What is needed: Look below for the line containing "Parse this screenshot: output". Output it and each remaining line of the entries exactly, and nothing else.

Data records for software interfaces
========

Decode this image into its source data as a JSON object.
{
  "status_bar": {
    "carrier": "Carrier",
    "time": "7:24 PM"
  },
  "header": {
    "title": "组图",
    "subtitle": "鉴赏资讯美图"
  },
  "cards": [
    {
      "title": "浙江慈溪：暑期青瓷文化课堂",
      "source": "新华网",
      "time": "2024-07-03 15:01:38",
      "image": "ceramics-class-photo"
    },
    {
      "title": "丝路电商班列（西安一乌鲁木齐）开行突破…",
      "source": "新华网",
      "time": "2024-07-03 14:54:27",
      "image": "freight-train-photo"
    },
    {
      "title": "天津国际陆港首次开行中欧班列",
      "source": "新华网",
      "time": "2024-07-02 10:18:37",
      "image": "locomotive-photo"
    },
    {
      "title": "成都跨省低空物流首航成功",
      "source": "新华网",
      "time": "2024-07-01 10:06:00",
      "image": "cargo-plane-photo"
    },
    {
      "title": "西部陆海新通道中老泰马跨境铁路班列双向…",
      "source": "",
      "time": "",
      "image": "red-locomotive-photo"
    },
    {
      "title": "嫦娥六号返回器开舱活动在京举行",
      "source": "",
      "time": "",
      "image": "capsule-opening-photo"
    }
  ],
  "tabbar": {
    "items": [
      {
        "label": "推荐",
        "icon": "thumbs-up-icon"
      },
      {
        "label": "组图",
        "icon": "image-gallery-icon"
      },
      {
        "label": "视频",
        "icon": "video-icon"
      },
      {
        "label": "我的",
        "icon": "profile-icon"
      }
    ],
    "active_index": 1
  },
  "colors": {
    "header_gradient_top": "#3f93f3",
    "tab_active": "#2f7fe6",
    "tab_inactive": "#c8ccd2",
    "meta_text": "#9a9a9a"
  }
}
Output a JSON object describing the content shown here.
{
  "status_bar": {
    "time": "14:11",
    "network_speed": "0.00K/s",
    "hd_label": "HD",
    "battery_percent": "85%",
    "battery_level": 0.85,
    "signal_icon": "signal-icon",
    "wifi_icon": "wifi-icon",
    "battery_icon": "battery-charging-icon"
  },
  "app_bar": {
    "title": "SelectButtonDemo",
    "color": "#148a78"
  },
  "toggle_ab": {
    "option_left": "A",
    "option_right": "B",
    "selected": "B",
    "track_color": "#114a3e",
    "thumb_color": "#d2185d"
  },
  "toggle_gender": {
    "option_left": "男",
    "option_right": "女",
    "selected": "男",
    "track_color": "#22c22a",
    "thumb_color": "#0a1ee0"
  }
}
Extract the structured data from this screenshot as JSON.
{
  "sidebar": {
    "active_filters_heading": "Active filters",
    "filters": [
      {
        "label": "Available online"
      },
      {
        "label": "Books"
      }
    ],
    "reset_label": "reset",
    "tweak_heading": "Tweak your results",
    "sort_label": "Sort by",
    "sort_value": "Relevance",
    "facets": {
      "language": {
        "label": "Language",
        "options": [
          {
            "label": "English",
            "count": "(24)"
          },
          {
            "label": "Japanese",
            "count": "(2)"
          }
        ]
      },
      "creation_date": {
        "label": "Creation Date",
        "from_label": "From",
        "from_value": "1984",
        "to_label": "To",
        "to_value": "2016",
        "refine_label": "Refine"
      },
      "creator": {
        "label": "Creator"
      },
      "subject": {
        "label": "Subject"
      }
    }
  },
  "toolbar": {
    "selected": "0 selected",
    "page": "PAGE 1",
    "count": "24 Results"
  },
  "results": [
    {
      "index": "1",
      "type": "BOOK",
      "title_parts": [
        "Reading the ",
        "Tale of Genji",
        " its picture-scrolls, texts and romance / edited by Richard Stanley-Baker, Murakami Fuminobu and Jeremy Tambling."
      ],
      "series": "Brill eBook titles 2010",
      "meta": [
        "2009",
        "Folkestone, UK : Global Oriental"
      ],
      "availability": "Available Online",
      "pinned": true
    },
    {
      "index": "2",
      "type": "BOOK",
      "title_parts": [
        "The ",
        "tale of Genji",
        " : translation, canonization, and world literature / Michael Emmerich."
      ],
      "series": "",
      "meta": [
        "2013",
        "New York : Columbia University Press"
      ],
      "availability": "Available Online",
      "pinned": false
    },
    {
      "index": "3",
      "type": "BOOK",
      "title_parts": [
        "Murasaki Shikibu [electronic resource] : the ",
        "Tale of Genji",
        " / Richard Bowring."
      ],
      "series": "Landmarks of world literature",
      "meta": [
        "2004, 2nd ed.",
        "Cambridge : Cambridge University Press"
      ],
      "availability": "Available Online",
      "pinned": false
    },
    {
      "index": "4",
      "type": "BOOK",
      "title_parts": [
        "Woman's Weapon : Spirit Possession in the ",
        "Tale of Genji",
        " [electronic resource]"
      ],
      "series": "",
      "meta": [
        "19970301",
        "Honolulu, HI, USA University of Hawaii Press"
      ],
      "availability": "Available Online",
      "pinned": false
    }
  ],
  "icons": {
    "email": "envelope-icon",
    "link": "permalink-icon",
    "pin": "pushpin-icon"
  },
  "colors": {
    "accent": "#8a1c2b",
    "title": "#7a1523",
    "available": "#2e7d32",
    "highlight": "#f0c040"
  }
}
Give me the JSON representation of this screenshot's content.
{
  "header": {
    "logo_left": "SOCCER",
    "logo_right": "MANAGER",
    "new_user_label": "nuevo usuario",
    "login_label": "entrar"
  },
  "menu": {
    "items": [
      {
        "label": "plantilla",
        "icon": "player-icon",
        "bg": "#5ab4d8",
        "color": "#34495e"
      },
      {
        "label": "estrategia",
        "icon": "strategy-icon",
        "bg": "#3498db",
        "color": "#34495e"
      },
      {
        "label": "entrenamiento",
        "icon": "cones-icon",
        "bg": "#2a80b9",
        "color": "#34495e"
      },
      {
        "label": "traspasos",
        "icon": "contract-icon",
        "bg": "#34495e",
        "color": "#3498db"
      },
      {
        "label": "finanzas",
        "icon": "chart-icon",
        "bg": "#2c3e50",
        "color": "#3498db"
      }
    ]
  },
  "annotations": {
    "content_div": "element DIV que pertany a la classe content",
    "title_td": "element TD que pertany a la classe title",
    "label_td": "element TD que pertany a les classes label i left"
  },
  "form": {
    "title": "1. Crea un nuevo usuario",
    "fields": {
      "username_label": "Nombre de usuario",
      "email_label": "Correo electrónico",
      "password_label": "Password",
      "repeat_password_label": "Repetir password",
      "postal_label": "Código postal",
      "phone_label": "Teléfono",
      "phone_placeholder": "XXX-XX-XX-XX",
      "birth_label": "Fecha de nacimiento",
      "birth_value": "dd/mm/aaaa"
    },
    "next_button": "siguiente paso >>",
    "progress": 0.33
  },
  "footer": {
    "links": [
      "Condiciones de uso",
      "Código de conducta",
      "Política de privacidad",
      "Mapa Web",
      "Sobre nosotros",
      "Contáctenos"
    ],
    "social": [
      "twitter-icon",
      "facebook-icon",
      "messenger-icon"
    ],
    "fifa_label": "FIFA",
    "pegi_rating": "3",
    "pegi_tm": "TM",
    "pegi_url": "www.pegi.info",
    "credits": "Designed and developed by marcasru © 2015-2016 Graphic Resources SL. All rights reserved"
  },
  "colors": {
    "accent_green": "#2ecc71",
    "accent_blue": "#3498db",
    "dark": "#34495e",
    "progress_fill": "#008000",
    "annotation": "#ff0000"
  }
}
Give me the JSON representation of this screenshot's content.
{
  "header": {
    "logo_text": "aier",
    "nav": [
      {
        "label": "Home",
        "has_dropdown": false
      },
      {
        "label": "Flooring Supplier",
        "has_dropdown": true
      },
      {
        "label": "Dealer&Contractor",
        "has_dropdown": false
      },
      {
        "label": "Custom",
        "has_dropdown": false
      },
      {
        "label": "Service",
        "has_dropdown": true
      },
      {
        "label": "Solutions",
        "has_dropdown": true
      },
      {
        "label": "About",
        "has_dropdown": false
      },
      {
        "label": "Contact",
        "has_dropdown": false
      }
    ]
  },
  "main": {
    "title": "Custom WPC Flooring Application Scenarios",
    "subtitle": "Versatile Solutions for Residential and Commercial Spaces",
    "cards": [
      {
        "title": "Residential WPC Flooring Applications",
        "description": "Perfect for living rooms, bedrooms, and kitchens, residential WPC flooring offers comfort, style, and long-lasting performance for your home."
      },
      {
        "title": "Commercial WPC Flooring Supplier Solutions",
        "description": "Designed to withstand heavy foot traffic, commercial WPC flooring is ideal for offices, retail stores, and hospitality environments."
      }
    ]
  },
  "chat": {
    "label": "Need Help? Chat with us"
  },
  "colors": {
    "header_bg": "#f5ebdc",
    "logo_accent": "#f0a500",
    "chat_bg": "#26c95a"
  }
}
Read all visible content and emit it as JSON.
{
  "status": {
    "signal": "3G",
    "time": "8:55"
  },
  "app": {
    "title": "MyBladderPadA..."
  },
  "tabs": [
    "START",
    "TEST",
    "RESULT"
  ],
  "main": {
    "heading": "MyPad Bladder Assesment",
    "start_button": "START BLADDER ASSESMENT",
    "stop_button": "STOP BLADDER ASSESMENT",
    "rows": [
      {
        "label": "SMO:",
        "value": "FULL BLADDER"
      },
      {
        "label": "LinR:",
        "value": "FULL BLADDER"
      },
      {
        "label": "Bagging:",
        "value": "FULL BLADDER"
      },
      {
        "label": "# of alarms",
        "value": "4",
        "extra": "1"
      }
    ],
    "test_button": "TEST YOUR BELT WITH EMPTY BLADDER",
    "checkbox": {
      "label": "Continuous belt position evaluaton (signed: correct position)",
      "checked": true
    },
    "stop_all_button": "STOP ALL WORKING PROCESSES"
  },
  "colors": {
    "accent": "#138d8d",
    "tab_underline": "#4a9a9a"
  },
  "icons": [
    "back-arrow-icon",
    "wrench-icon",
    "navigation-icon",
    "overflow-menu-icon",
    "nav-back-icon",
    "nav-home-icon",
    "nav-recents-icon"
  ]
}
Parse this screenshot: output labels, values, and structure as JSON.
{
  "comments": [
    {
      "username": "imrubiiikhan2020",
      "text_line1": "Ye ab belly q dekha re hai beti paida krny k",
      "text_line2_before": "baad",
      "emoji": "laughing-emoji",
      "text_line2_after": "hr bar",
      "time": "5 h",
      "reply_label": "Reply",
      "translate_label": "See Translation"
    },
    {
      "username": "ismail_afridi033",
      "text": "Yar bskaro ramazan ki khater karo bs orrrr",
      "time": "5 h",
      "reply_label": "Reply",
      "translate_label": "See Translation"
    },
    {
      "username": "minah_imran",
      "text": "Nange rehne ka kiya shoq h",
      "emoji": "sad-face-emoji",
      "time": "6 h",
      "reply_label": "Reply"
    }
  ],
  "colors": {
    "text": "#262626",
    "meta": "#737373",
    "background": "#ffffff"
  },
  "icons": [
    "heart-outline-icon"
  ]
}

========

Finished exercise:
Parse this screenshot: output labels, values, and structure as JSON.
{
  "comments": [
    {
      "username": "imrubiiikhan2020",
      "text_line1": "Ye ab belly q dekha re hai beti paida krny k",
      "text_line2_before": "baad",
      "emoji": "laughing-emoji",
      "text_line2_after": "hr bar",
      "time": "5 h",
      "reply_label": "Reply",
      "translate_label": "See Translation"
    },
    {
      "username": "ismail_afridi033",
      "text": "Yar bskaro ramazan ki khater karo bs orrrr",
      "time": "5 h",
      "reply_label": "Reply",
      "translate_label": "See Translation"
    },
    {
      "username": "minah_imran",
      "text": "Nange rehne ka kiya shoq h",
      "emoji": "sad-face-emoji",
      "time": "6 h",
      "reply_label": "Reply"
    }
  ],
  "colors": {
    "text": "#262626",
    "meta": "#737373",
    "background": "#ffffff"
  },
  "icons": [
    "heart-outline-icon"
  ]
}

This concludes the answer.